Task goal >> Report how many lines in the following entries contain "photo". Nothing else should be given.

(Entries from a dataset of interfaces)
--------------------
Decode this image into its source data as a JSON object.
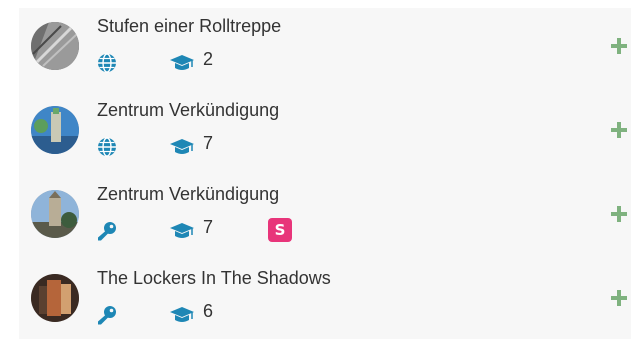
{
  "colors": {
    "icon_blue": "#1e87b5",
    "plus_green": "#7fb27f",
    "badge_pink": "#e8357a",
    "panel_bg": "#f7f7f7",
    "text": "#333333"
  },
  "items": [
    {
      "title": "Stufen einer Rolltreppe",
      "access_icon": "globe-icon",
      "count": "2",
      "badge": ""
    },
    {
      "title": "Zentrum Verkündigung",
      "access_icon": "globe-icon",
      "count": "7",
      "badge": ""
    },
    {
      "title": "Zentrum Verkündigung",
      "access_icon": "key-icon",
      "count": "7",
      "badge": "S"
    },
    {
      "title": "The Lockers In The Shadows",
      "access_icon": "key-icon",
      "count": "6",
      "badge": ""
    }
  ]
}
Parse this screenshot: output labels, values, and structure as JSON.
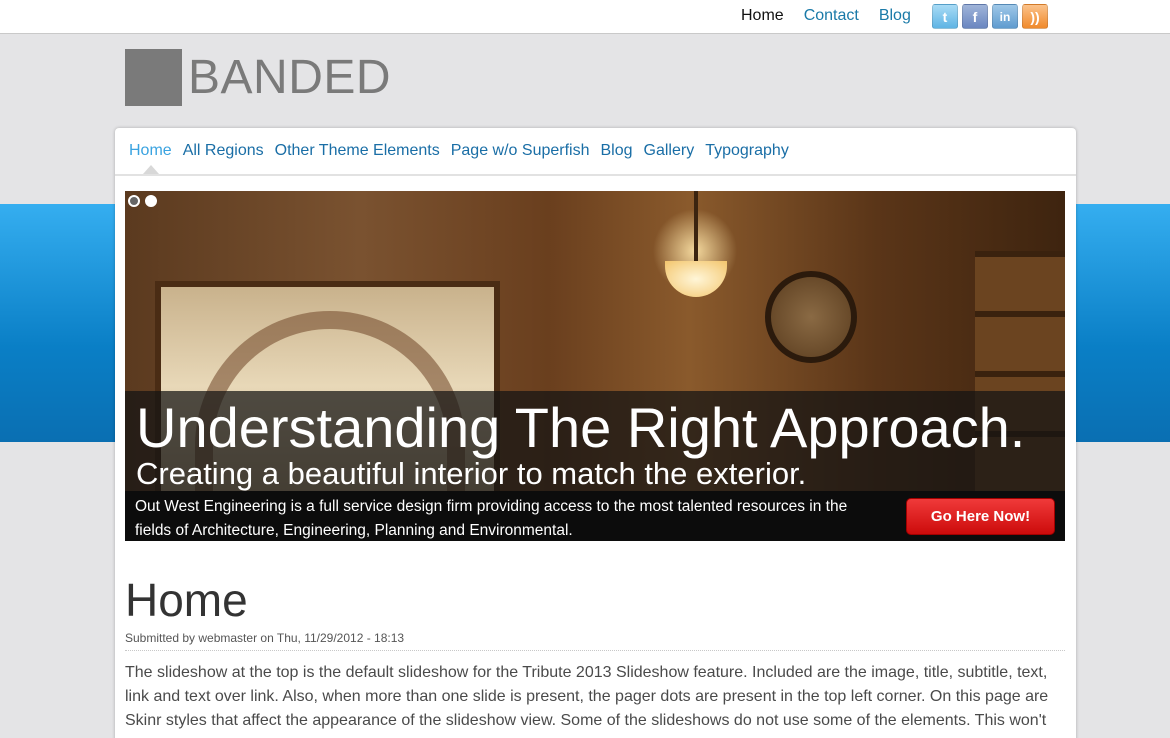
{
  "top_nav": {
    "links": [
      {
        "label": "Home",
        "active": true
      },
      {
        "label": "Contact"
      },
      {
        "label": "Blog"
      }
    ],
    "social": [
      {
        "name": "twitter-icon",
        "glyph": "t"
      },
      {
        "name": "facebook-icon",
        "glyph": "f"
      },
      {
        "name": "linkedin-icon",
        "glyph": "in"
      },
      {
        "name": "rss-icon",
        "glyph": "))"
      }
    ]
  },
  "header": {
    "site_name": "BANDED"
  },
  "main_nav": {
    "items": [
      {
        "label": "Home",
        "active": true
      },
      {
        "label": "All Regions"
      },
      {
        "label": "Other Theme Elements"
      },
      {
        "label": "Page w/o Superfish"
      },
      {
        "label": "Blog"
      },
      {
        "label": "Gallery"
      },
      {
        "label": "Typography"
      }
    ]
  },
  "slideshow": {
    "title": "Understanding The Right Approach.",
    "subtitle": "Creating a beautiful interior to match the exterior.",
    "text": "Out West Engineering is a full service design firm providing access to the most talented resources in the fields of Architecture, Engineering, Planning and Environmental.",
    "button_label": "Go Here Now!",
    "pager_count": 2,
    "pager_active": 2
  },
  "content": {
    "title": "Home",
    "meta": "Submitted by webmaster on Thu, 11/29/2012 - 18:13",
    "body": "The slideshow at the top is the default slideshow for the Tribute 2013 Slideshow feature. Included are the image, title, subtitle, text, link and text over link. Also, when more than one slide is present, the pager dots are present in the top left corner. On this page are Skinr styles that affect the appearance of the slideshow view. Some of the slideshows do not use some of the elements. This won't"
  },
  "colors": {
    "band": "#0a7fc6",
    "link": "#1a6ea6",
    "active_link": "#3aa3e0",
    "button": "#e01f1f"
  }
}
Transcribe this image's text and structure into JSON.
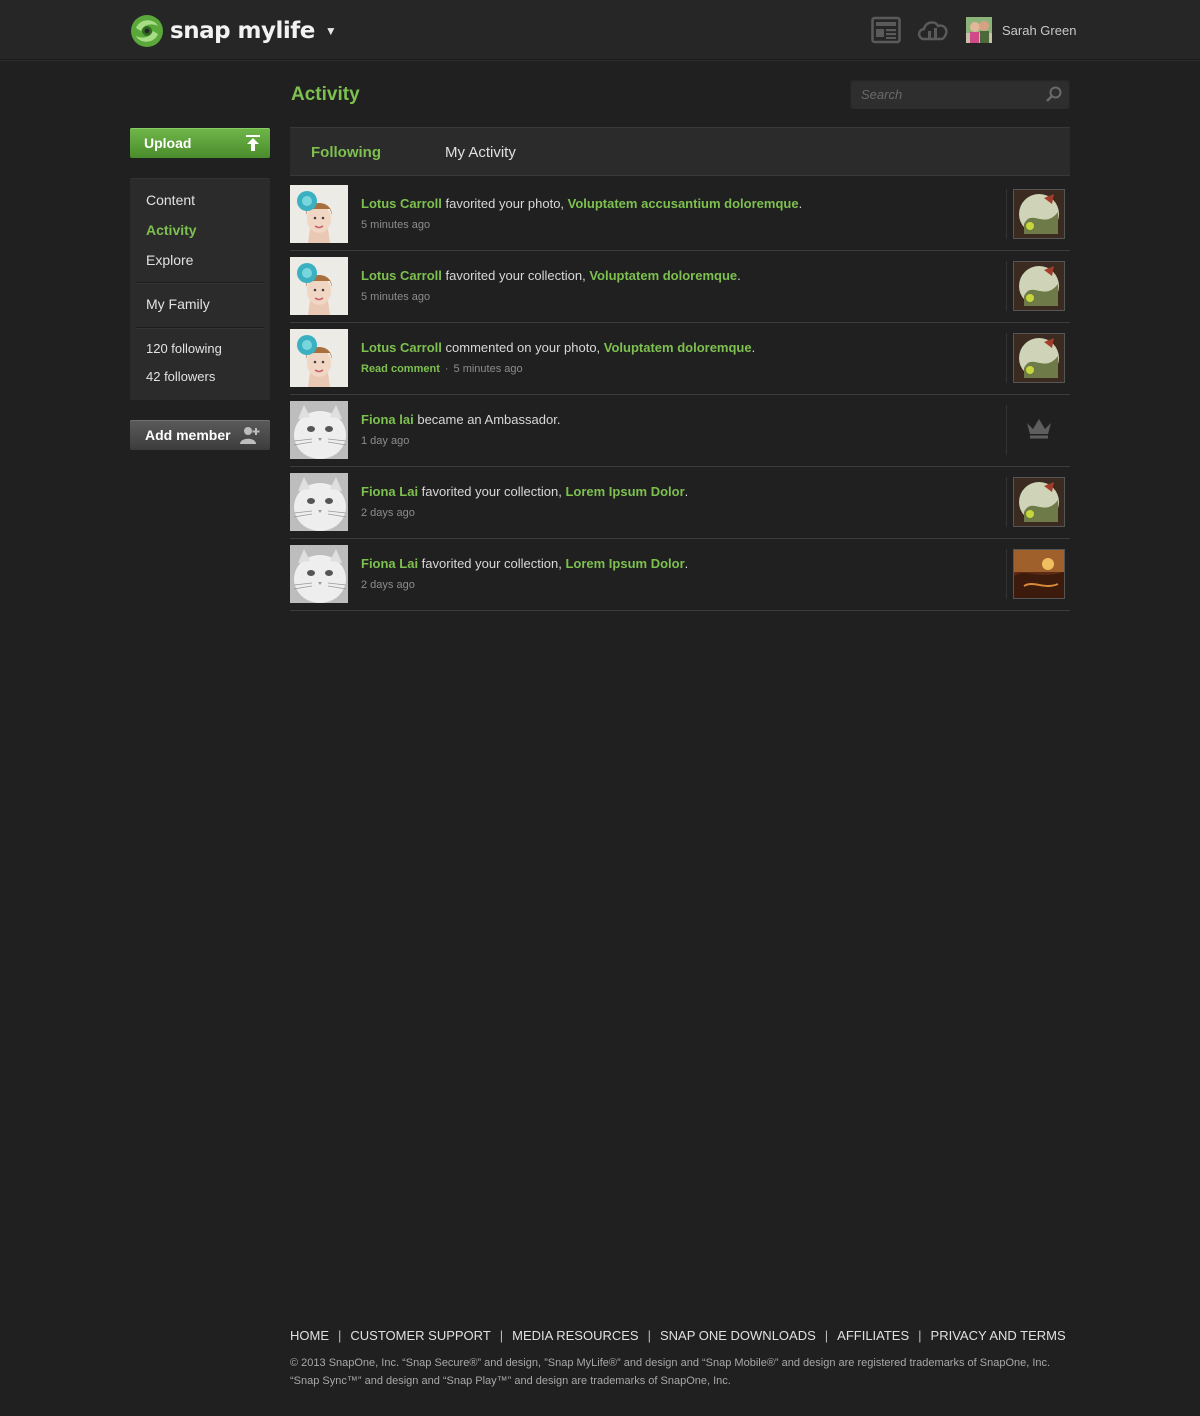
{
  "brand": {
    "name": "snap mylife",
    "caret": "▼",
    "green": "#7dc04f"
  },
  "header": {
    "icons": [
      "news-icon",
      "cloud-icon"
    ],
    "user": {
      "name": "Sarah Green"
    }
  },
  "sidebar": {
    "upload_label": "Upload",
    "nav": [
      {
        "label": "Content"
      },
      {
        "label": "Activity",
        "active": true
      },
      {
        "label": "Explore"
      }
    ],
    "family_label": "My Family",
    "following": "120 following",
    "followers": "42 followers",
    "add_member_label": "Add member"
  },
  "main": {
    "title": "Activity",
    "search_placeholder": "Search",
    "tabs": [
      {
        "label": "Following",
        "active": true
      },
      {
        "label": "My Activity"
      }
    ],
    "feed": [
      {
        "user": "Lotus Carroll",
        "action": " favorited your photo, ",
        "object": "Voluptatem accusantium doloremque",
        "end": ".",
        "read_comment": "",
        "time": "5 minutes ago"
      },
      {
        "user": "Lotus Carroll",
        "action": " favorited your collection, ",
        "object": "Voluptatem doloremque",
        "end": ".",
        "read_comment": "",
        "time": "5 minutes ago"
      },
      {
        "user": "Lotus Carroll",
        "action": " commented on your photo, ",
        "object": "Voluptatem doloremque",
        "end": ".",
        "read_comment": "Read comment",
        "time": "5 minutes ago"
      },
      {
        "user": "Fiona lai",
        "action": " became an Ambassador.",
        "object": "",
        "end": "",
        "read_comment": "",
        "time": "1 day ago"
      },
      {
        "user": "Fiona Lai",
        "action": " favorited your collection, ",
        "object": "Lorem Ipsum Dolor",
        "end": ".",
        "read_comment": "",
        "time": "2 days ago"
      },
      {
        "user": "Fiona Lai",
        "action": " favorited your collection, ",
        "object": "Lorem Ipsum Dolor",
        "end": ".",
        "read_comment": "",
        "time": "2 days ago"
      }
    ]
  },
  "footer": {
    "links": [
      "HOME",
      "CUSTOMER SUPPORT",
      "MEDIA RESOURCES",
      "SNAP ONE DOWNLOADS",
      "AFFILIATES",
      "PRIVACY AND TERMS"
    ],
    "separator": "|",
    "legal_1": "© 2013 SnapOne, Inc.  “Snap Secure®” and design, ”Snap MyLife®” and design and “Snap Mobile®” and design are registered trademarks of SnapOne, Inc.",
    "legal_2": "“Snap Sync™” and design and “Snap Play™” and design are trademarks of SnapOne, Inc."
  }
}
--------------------
Solution >> 2